Print the entries verbatim, leaving out the images they contain.

### Data under study
* * * * * * *

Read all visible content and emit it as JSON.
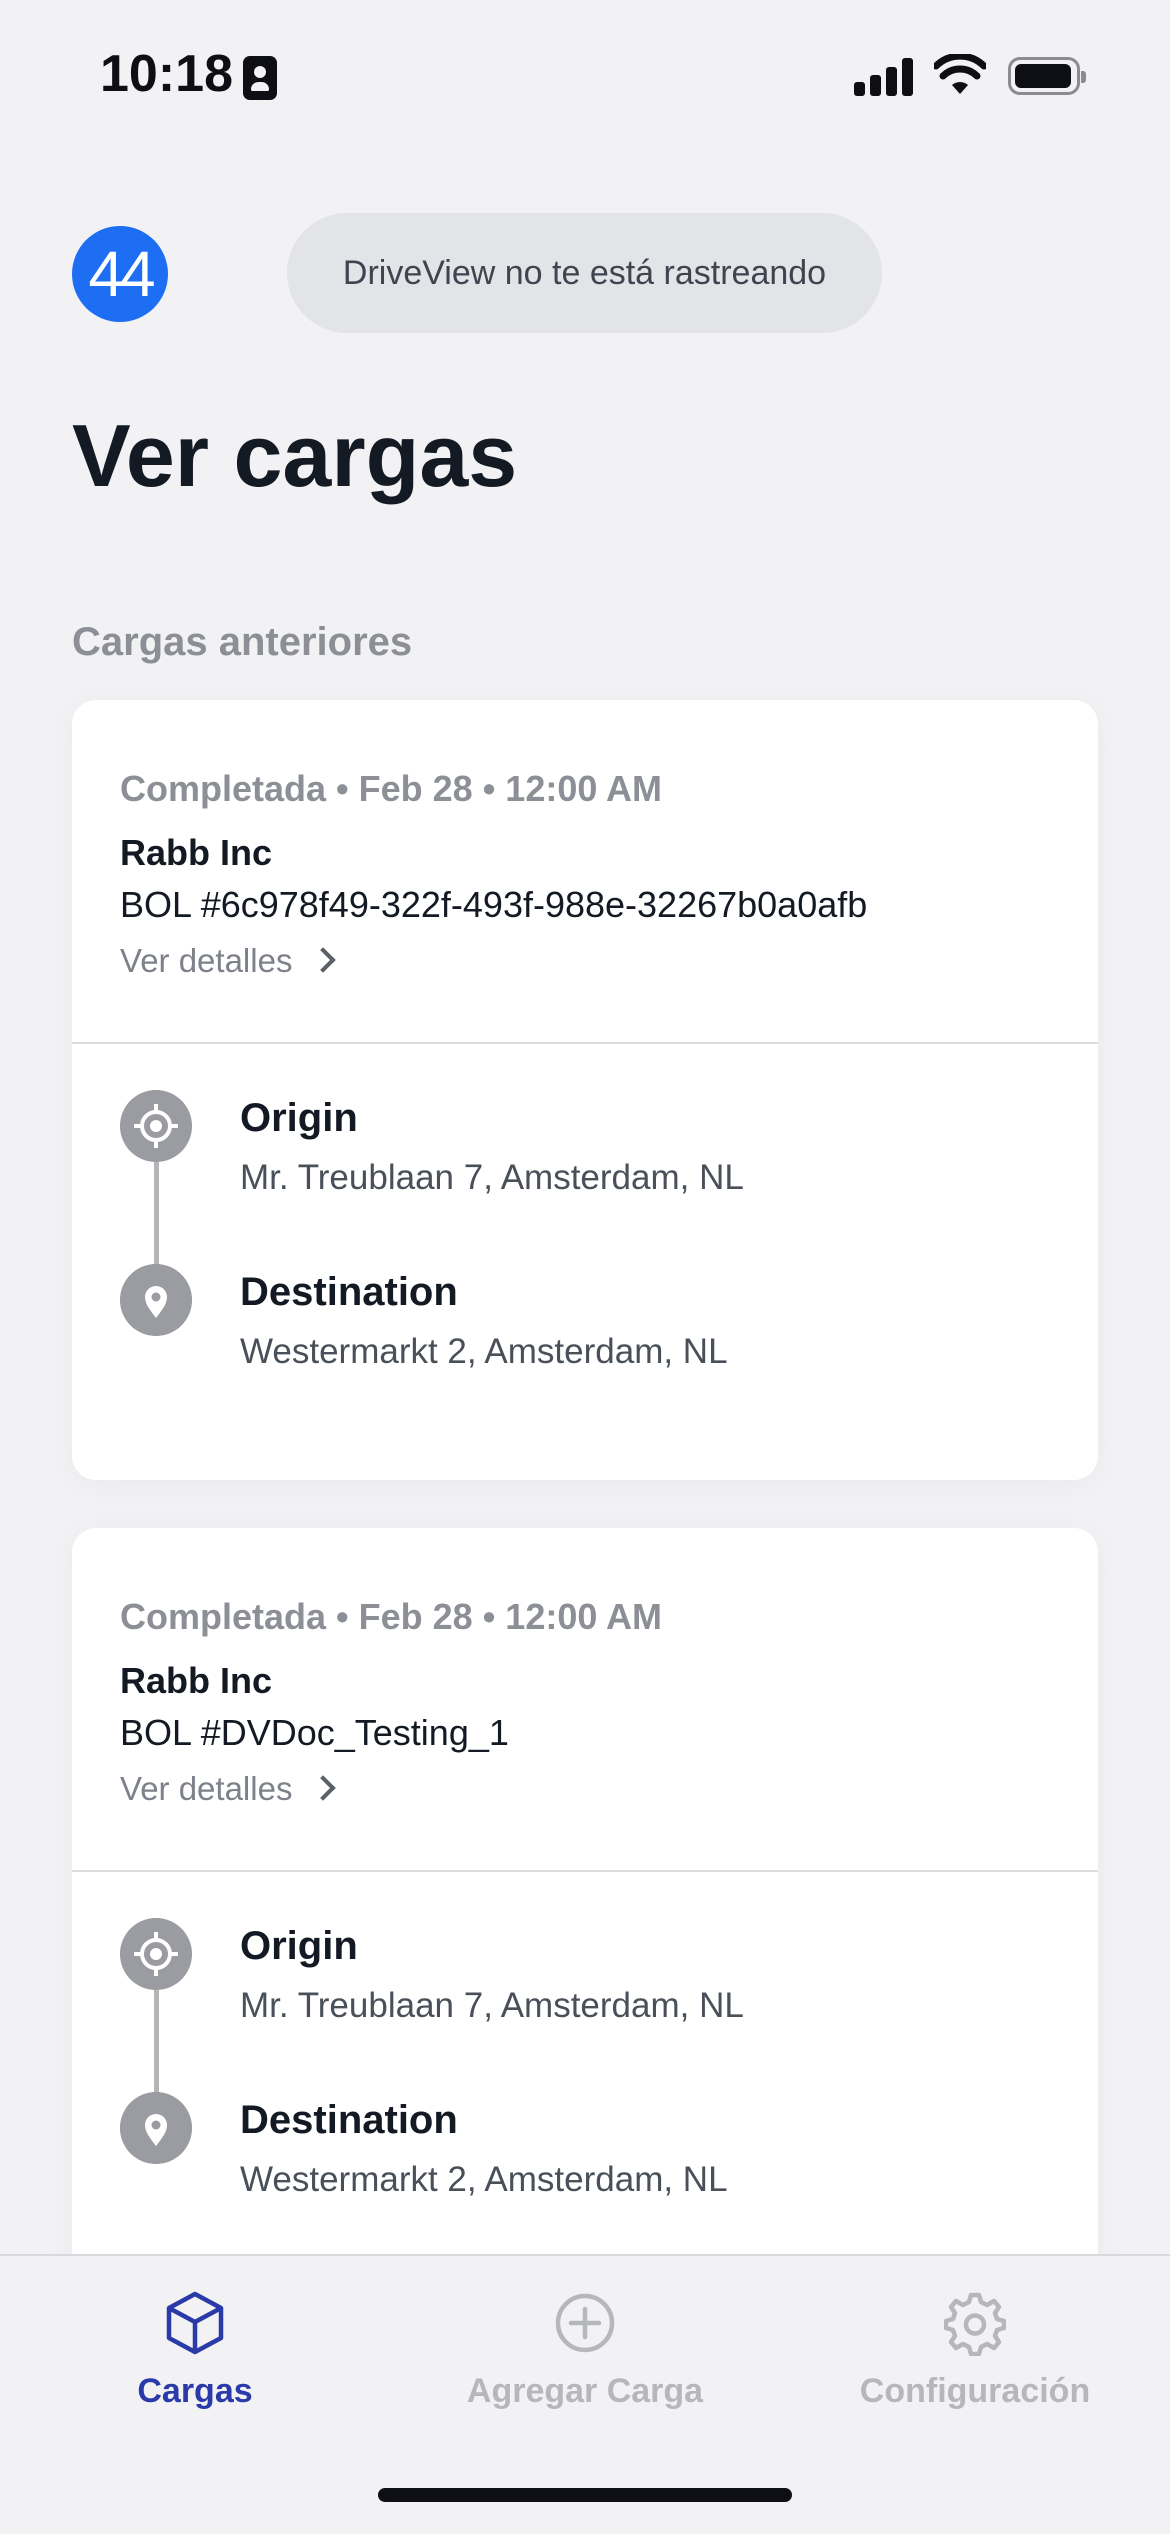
{
  "status_bar": {
    "time": "10:18"
  },
  "header": {
    "badge_text": "44",
    "tracking_text": "DriveView no te está rastreando",
    "title": "Ver cargas"
  },
  "section": {
    "label": "Cargas anteriores"
  },
  "loads": [
    {
      "meta": "Completada • Feb 28 • 12:00 AM",
      "company": "Rabb Inc",
      "bol": "BOL #6c978f49-322f-493f-988e-32267b0a0afb",
      "details_label": "Ver detalles",
      "origin_label": "Origin",
      "origin_address": "Mr. Treublaan 7, Amsterdam, NL",
      "destination_label": "Destination",
      "destination_address": "Westermarkt 2, Amsterdam, NL"
    },
    {
      "meta": "Completada • Feb 28 • 12:00 AM",
      "company": "Rabb Inc",
      "bol": "BOL #DVDoc_Testing_1",
      "details_label": "Ver detalles",
      "origin_label": "Origin",
      "origin_address": "Mr. Treublaan 7, Amsterdam, NL",
      "destination_label": "Destination",
      "destination_address": "Westermarkt 2, Amsterdam, NL"
    }
  ],
  "tabs": [
    {
      "label": "Cargas",
      "icon": "cube-icon",
      "active": true
    },
    {
      "label": "Agregar Carga",
      "icon": "plus-circle-icon",
      "active": false
    },
    {
      "label": "Configuración",
      "icon": "gear-icon",
      "active": false
    }
  ],
  "colors": {
    "accent": "#2a3aa8",
    "badge": "#1d6ef2",
    "inactive_tab": "#b5b7bc",
    "background": "#f2f2f4"
  }
}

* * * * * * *

### Reply
Read all visible content and emit it as JSON.
{
  "status_bar": {
    "time": "10:18"
  },
  "header": {
    "badge_text": "44",
    "tracking_text": "DriveView no te está rastreando",
    "title": "Ver cargas"
  },
  "section": {
    "label": "Cargas anteriores"
  },
  "loads": [
    {
      "meta": "Completada • Feb 28 • 12:00 AM",
      "company": "Rabb Inc",
      "bol": "BOL #6c978f49-322f-493f-988e-32267b0a0afb",
      "details_label": "Ver detalles",
      "origin_label": "Origin",
      "origin_address": "Mr. Treublaan 7, Amsterdam, NL",
      "destination_label": "Destination",
      "destination_address": "Westermarkt 2, Amsterdam, NL"
    },
    {
      "meta": "Completada • Feb 28 • 12:00 AM",
      "company": "Rabb Inc",
      "bol": "BOL #DVDoc_Testing_1",
      "details_label": "Ver detalles",
      "origin_label": "Origin",
      "origin_address": "Mr. Treublaan 7, Amsterdam, NL",
      "destination_label": "Destination",
      "destination_address": "Westermarkt 2, Amsterdam, NL"
    }
  ],
  "tabs": [
    {
      "label": "Cargas",
      "icon": "cube-icon",
      "active": true
    },
    {
      "label": "Agregar Carga",
      "icon": "plus-circle-icon",
      "active": false
    },
    {
      "label": "Configuración",
      "icon": "gear-icon",
      "active": false
    }
  ],
  "colors": {
    "accent": "#2a3aa8",
    "badge": "#1d6ef2",
    "inactive_tab": "#b5b7bc",
    "background": "#f2f2f4"
  }
}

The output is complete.